The proposed construction systems for the Grand Theatre were custom designed for the project. The delicate steel structure on which the glass case rests is the result of interdisciplinary work between architects, engineers, construction specialists and manufacturers. The size of the elements, the assemblages, the bindings: everything had to be thoroughly considered to meet the structural, climatic and heritage requirements. The envelope has also been the subject of in-depth reflection on its size, composition, and modulation to ensure maximum transparency towards the existing building.

Lemay’s team, supported by specialists from ELEMA and WSP has designed a revolutionary new steel structure while respecting the project budget. Custom prefabricated fasteners have been developed to maintain the discreet and transparent appearance of the new protective layer and minimize the visual impact of the steel and aluminum plates that support the glass. The new columns fade to the rhythm of the existing buttresses, and in addition to their structural role, they serve to conceal various electromechanical elements.

Each glass panel is supported by four fasteners, one in each corner, measuring 200 mm × 200 mm. Each of these fasteners is made up of three plates: two outer plates to support the glass panels and an exterior stainless-steel plate connected to the new secondary steel structure; 900 glass panels, each weighing about half a ton, envelop the Grand Theatre.

The steel structure required assembly testing, was adjusted with great precision, to the nearest millimeter, and experts calculated the position of each glass panel and fasteners leading to the development of a silicone seal base. Many of the techniques used to achieve the required level of accuracy were used for the first time in North America.

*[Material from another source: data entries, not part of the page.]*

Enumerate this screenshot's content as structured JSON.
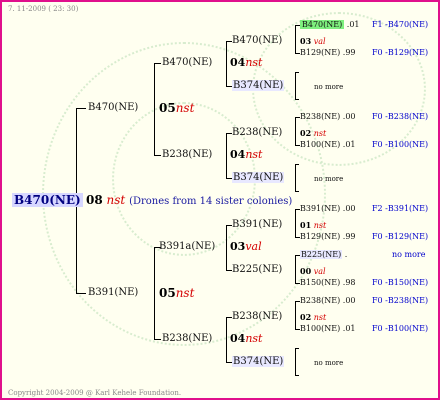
{
  "header": {
    "date": "7. 11-2009 ( 23: 30)"
  },
  "footer": {
    "copyright": "Copyright 2004-2009 @ Karl Kehele Foundation."
  },
  "root": {
    "name": "B470(NE)",
    "year": "08",
    "mate": "nst",
    "note": "(Drones from 14 sister colonies)"
  },
  "gen1": [
    {
      "name": "B470(NE)",
      "year": "05",
      "mate": "nst"
    },
    {
      "name": "B391(NE)",
      "year": "05",
      "mate": "nst"
    }
  ],
  "gen2": [
    {
      "name": "B470(NE)",
      "year": "04",
      "mate": "nst"
    },
    {
      "name": "B238(NE)",
      "year": "04",
      "mate": "nst"
    },
    {
      "name": "B391a(NE)",
      "year": "03",
      "mate": "val"
    },
    {
      "name": "B238(NE)",
      "year": "04",
      "mate": "nst"
    }
  ],
  "gen3": [
    {
      "name": "B470(NE)",
      "year": "03",
      "mate": "val"
    },
    {
      "name": "B374(NE)",
      "nomore": "no more"
    },
    {
      "name": "B238(NE)",
      "year": "02",
      "mate": "nst"
    },
    {
      "name": "B374(NE)",
      "nomore": "no more"
    },
    {
      "name": "B391(NE)",
      "year": "01",
      "mate": "nst"
    },
    {
      "name": "B225(NE)",
      "year": "00",
      "mate": "val"
    },
    {
      "name": "B238(NE)",
      "year": "02",
      "mate": "nst"
    },
    {
      "name": "B374(NE)",
      "nomore": "no more"
    }
  ],
  "gen4": [
    {
      "name": "B470(NE)",
      "value": ".01",
      "ref": "F1 -B470(NE)"
    },
    {
      "name": "B129(NE)",
      "value": ".99",
      "ref": "F0 -B129(NE)"
    },
    {
      "name": "B238(NE)",
      "value": ".00",
      "ref": "F0 -B238(NE)"
    },
    {
      "name": "B100(NE)",
      "value": ".01",
      "ref": "F0 -B100(NE)"
    },
    {
      "name": "B391(NE)",
      "value": ".00",
      "ref": "F2 -B391(NE)"
    },
    {
      "name": "B129(NE)",
      "value": ".99",
      "ref": "F0 -B129(NE)"
    },
    {
      "name": "B225(NE)",
      "value": ".",
      "ref": "no more"
    },
    {
      "name": "B150(NE)",
      "value": ".98",
      "ref": "F0 -B150(NE)"
    },
    {
      "name": "B238(NE)",
      "value": ".00",
      "ref": "F0 -B238(NE)"
    },
    {
      "name": "B100(NE)",
      "value": ".01",
      "ref": "F0 -B100(NE)"
    }
  ],
  "colors": {
    "frame": "#e0108c",
    "highlight": "#7ef07e",
    "reference": "#0000cc",
    "mate": "#d40000"
  }
}
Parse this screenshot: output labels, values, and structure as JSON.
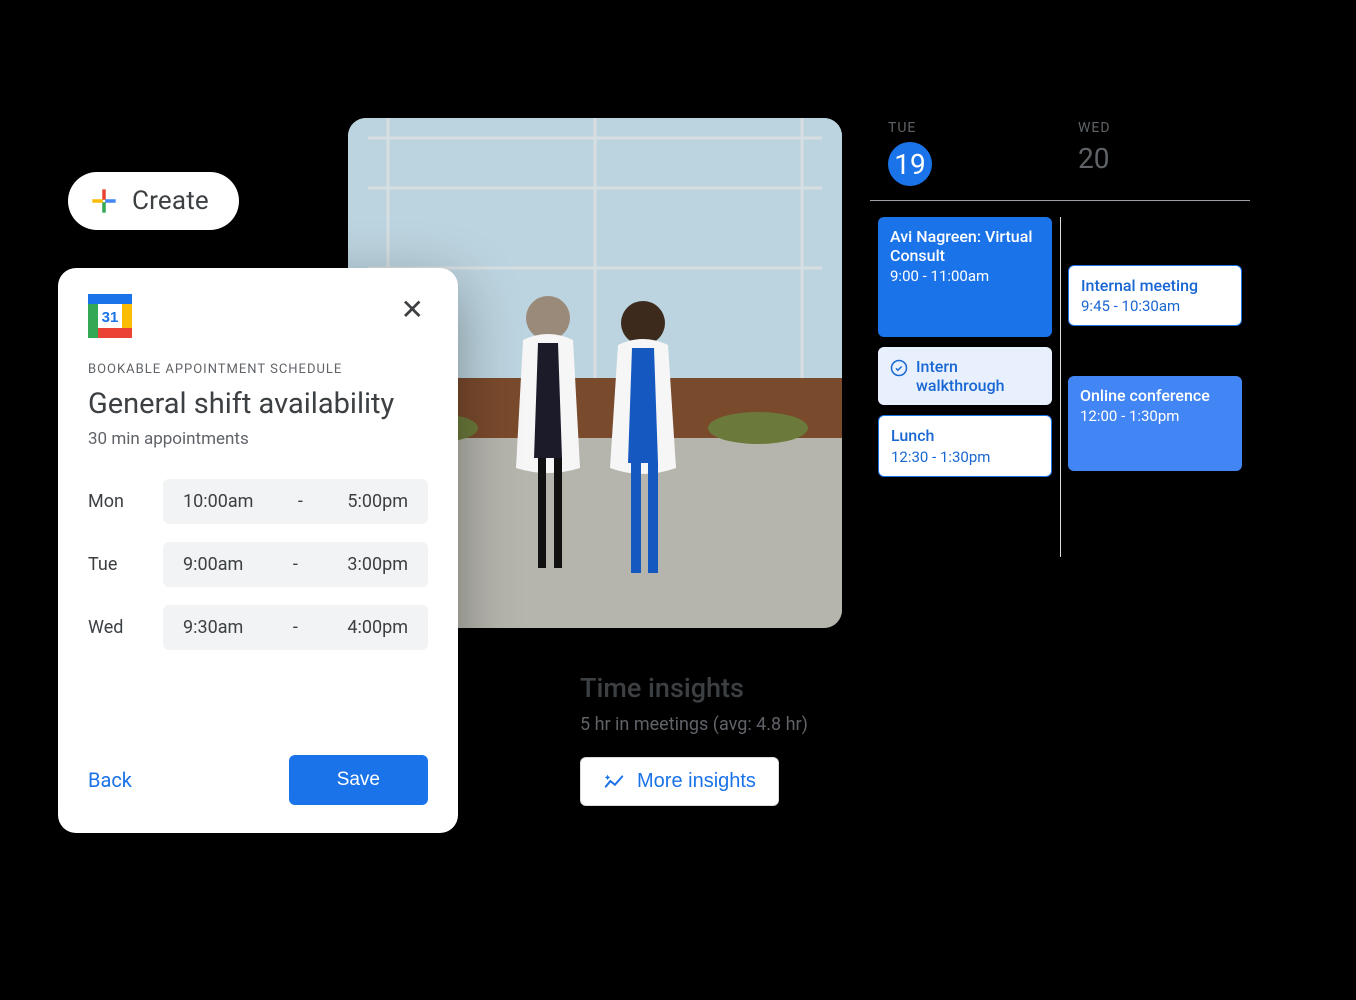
{
  "create": {
    "label": "Create"
  },
  "card": {
    "logo_day": "31",
    "sub_label": "BOOKABLE APPOINTMENT SCHEDULE",
    "title": "General shift availability",
    "desc": "30 min appointments",
    "rows": [
      {
        "day": "Mon",
        "start": "10:00am",
        "end": "5:00pm"
      },
      {
        "day": "Tue",
        "start": "9:00am",
        "end": "3:00pm"
      },
      {
        "day": "Wed",
        "start": "9:30am",
        "end": "4:00pm"
      }
    ],
    "back": "Back",
    "save": "Save",
    "dash": "-"
  },
  "calendar": {
    "days": [
      {
        "dow": "TUE",
        "num": "19",
        "active": true
      },
      {
        "dow": "WED",
        "num": "20",
        "active": false
      }
    ],
    "tue": [
      {
        "kind": "solid",
        "title": "Avi Nagreen: Virtual Consult",
        "time": "9:00 - 11:00am"
      },
      {
        "kind": "light",
        "title": "Intern walkthrough"
      },
      {
        "kind": "outline",
        "title": "Lunch",
        "time": "12:30 - 1:30pm"
      }
    ],
    "wed": [
      {
        "kind": "outline",
        "title": "Internal meeting",
        "time": "9:45 - 10:30am"
      },
      {
        "kind": "solid2",
        "title": "Online conference",
        "time": "12:00 - 1:30pm"
      }
    ]
  },
  "insights": {
    "title": "Time insights",
    "sub": "5 hr in meetings (avg: 4.8 hr)",
    "more": "More insights"
  }
}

Huge two-ton sandboxes were suspended from the structure to stretch it and simulate the weight of the heavy transparent panels before they were attached; this allowed the workers to ensure that the structure was in the exact position. Each time a plate was installed, the ballast was taken off to maintain the balance of the entire structure.

The use of steel consoles allowed the panels to be installed about two meters from the existing building. The interstitial space created between the new glass wall and the walls of the original building will ensure a dry, temperature-controlled environment to prevent the deterioration of the envelope over time.

Corrective measures taken by the transdisciplinary team to rectify the many deficiencies and weaknesses in the building envelope include the addition of a transparent and immaterial protective layer composed of glasses supported by a steel structure designed to perfectly fit the unique shape of the Grand Théâtre de Québec.

See the project on Vimeo


By: Hellen Christodoulou, PH.D. Ing., B.C.L., LL. B., M.B.A.

(The information is based on the submission document by Lemay for the 2019 CISC Awards of Excellence)